## EXERCISE PROMPT
What is the number of lines below that contain the word "kicker"? Respond with that number alone.

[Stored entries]
•••••

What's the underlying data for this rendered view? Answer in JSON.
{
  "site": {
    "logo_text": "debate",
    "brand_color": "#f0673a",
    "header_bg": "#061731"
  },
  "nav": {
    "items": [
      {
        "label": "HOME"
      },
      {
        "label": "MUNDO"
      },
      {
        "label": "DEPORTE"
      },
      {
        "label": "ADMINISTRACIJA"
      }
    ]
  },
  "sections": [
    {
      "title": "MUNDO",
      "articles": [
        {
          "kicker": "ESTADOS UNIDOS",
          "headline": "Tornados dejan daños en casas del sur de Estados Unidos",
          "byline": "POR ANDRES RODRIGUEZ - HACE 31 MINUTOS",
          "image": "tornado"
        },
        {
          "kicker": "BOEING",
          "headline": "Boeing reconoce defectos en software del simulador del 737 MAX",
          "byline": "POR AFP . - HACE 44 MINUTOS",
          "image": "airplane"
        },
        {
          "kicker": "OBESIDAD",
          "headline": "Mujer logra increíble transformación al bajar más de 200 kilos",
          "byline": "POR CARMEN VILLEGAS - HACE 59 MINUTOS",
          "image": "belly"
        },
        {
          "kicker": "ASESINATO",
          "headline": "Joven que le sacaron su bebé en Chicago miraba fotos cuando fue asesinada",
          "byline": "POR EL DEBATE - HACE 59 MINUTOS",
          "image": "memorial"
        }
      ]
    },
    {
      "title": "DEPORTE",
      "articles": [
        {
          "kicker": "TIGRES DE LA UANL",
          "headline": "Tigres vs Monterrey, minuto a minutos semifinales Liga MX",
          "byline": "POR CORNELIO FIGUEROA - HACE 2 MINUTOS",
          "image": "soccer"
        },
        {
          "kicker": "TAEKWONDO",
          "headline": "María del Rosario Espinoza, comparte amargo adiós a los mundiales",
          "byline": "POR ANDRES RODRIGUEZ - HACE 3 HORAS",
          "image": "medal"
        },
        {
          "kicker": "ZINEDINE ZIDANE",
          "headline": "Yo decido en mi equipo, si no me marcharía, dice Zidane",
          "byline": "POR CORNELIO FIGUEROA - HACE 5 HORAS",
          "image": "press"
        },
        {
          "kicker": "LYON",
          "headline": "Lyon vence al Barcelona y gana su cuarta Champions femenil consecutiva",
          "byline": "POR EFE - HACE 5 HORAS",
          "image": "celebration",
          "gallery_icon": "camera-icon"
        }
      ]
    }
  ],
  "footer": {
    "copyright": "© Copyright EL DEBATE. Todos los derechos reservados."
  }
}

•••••

## RESPONSE TO THE EXERCISE
8